27 June 2010

Jun 27

Reference links:
Old Testament
At about that time the Lord began to cut down the size of Israel’s territory.
The Old Testament is often presented as a record of God's role in the history of his chosen people. However, when I read things like the books of Kings, it seems to me more like a record of people trying to interpret the twists and turns of history as the manifestation of God's will.

Now that we are no longer isolated tribes and kingdoms but have a wider view of the rise and fall of countries and peoples, it seems almost silly the way that the books of the Bible attribute every success or hardship directly to God's plan. The very idea of a chosen people lacks credibility when you see that their ups and downs are no different than those of everyone else.

Back to the reading. In Israel, King Jehu dies and is succeeded by his son Jehoahaz. In Judah, After Ahaziah's death, his mother, Athaliah, kills all of his children and becomes queen. However, one child manages to escape with the aid of Ahazia's sister Jehosheba. Athaliah does not seem like a pleasant person. In addition to having murdered her grandchildren, everyone seems quite ready to rebel against her when the rescued child, Joash, is made king at age seven.

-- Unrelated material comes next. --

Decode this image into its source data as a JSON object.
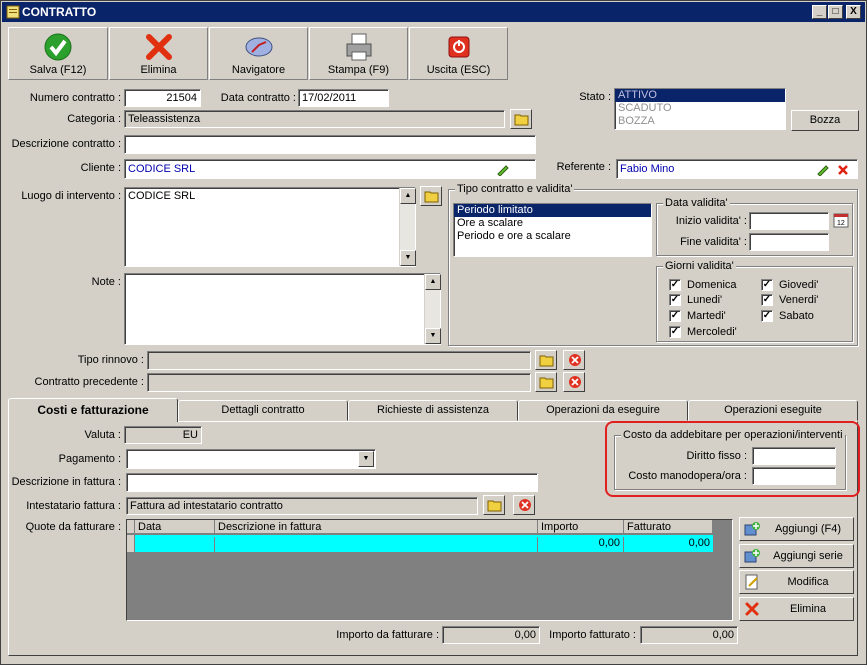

Joash is made king due to the actions of the priest Jehoiada (keeping all these names straight? I'm not). Jehoiada makes a convenant bewteen God, the king, and the people. He also starts a campaign of destroying the worship of Baal. As of this point, Jehu has cleared out the Baal worshippers in Israel and Jehoiada under Joash has cleared them out in Judah.

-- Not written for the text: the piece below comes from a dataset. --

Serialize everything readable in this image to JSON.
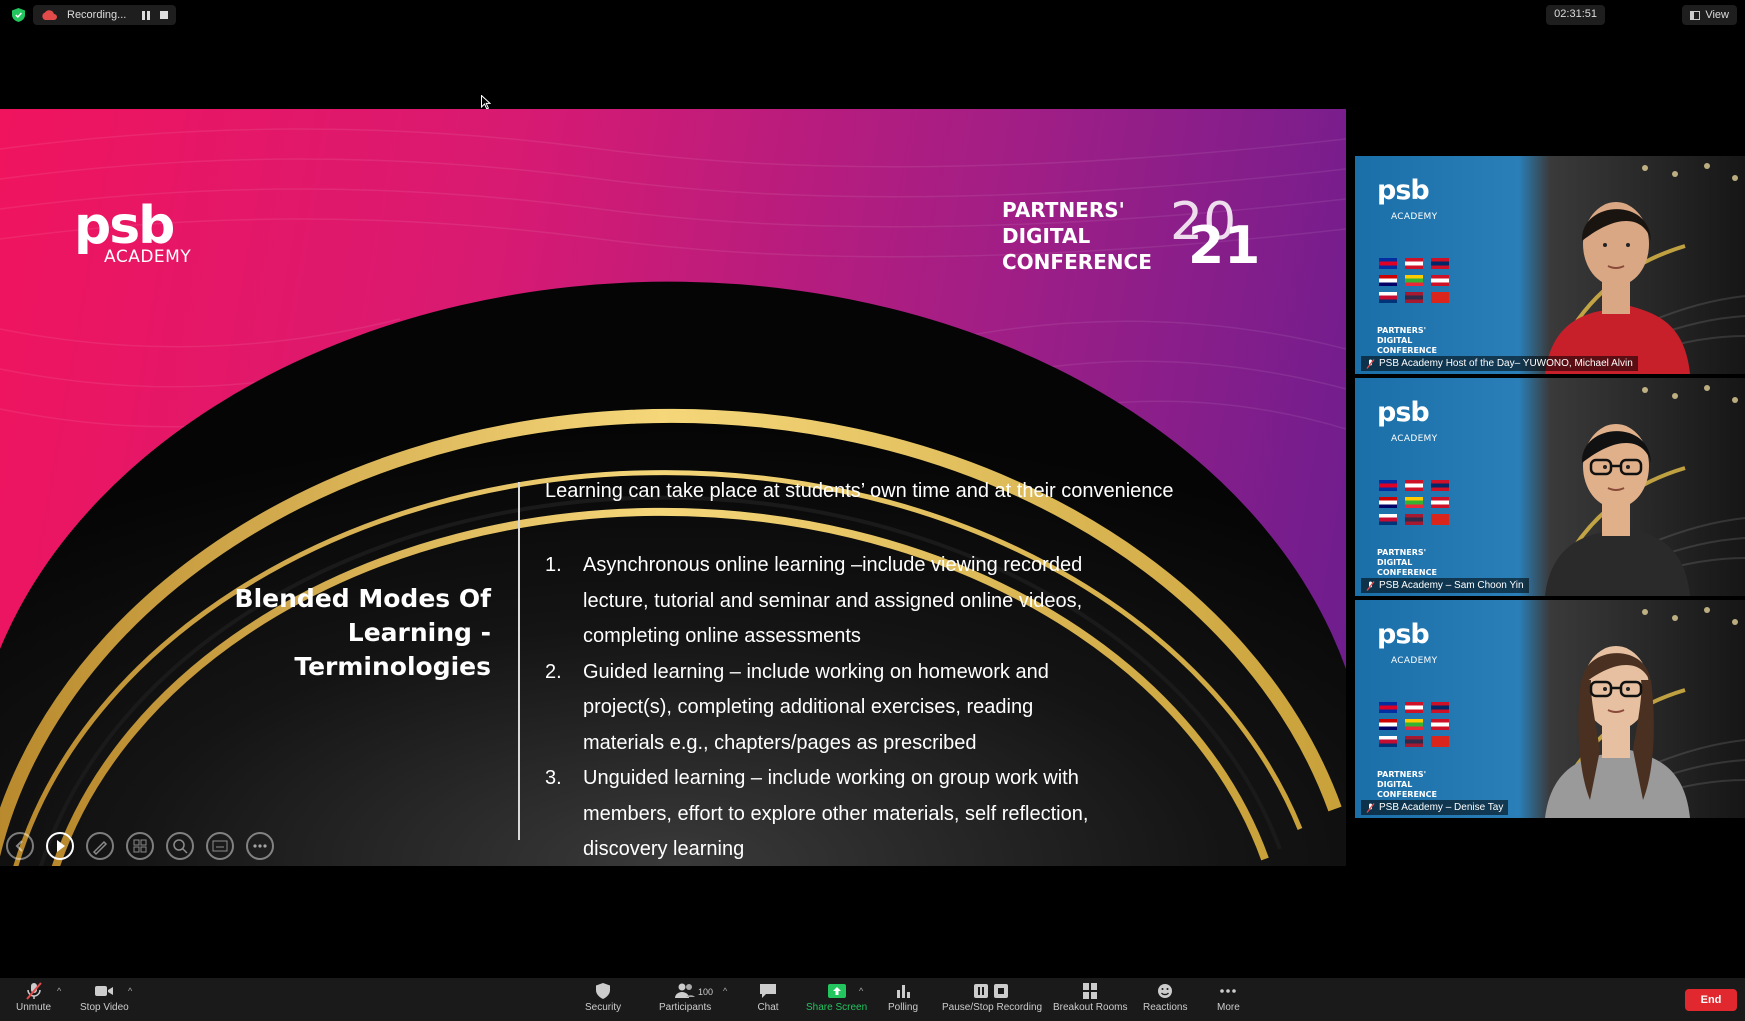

Joash has a long reign and acts in ways that are pleasing to the Lord (including repairing the temple). However, as is usual, he is still not perfect: he does not destroy all the pagan shrines nor does he stop people from worshiping there.

Worship of non-Yahweh deities is so persistent that it seems obvious that Yahweh was not considered the god of the people. Seen in that light, the systematic destruction of anyone and anyplace dedicated to worship of other Gods takes on the flavor of a military and priestly elite forcing their beliefs onto the common people. When I look at it that way, I feel sorry for the worshipers of Baal and the pagan deities.

New Testament

More travels of Paul: Corinth, Cenchrea, Ephesus, Caesarea, Jerusalem, and back to Antioch. The standard pattern is followed:  Paul preaches, some people are converted, others are not. Sometimes people get mad at him and chase him out of town.

I do find this scene entertaining:
One night the Lord spoke to Paul in a vision and told him, “Don’t be afraid! Speak out! Don’t be silent! For I am with you, and no one will attack and harm you, for many people in this city belong to me.”
This seems like rather unnecessary advice. One thing Paul has never been is silent. Over and over (and over and over and over) again we have seen Paul preaching and teaching his beliefs, regardless of his own safety.

Psalms and Proverbs

Nothing particularly noteworthy.